- THE PROBLEM
Please copy every line with the string "Antunes" from the entries below.

►

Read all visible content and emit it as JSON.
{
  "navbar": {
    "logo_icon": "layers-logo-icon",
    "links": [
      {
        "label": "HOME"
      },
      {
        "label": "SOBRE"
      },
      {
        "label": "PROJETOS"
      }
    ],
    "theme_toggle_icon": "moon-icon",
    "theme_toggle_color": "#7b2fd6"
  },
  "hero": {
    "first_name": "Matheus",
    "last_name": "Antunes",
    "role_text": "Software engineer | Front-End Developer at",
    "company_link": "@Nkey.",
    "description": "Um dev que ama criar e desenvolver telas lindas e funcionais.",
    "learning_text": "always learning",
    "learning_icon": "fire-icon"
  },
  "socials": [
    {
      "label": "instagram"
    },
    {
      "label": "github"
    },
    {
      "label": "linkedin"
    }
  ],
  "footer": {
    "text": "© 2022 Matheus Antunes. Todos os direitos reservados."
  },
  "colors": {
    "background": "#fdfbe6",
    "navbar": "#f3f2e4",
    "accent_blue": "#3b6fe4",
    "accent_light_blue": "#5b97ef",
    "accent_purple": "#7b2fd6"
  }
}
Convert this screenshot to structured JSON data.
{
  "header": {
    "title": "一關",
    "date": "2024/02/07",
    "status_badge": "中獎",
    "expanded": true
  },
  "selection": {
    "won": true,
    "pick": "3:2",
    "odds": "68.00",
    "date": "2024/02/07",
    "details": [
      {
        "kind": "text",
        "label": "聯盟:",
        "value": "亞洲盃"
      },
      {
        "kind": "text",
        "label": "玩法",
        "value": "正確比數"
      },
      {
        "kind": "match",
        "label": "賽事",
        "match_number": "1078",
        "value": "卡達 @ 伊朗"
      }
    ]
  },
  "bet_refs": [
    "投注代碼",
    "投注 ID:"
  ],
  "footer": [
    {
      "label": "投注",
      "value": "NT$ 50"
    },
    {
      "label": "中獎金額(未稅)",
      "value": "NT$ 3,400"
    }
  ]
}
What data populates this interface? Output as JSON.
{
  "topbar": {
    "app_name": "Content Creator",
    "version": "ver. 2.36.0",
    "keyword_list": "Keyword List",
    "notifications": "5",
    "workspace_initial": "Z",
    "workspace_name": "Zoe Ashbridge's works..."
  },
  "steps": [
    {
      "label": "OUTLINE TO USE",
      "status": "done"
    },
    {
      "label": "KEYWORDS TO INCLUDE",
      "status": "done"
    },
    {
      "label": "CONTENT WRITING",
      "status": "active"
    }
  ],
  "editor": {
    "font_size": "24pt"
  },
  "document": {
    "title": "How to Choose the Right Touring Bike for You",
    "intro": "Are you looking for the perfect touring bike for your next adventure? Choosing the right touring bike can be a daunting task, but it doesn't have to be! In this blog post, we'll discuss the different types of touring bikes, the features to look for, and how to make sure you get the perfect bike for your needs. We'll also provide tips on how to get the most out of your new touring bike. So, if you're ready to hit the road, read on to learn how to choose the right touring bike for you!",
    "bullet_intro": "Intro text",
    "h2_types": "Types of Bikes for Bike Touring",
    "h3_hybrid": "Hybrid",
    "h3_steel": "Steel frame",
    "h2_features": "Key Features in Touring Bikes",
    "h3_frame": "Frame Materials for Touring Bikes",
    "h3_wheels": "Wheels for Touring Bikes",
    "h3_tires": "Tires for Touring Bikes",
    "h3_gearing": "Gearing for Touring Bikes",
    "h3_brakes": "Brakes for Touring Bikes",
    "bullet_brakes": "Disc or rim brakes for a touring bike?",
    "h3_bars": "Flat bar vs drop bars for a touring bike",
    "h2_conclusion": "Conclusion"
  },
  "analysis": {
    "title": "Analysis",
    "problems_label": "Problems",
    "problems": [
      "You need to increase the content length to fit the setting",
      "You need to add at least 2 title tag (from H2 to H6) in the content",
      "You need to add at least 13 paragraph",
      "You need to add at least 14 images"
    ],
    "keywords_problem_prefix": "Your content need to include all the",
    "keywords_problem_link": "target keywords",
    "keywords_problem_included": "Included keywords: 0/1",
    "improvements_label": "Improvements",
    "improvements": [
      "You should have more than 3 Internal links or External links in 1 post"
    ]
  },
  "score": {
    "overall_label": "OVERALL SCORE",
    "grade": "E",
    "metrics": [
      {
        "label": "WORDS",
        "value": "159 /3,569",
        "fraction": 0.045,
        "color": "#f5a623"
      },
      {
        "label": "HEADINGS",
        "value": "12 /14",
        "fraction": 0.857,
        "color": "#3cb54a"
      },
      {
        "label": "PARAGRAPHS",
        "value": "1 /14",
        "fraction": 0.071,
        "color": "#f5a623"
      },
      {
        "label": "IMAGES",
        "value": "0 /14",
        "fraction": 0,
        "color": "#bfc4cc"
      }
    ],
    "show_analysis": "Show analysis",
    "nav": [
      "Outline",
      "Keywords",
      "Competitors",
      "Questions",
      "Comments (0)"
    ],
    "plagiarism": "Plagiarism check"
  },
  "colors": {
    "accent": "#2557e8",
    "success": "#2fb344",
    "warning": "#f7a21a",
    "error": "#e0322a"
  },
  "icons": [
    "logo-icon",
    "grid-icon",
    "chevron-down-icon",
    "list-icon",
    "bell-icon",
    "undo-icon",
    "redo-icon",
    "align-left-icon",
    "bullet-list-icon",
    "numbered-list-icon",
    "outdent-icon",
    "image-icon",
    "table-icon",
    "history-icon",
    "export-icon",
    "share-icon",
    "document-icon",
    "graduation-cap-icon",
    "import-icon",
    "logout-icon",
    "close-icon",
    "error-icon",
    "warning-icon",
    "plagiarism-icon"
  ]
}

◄

- OUTPUT
    "last_name": "Antunes",
    "text": "© 2022 Matheus Antunes. Todos os direitos reservados."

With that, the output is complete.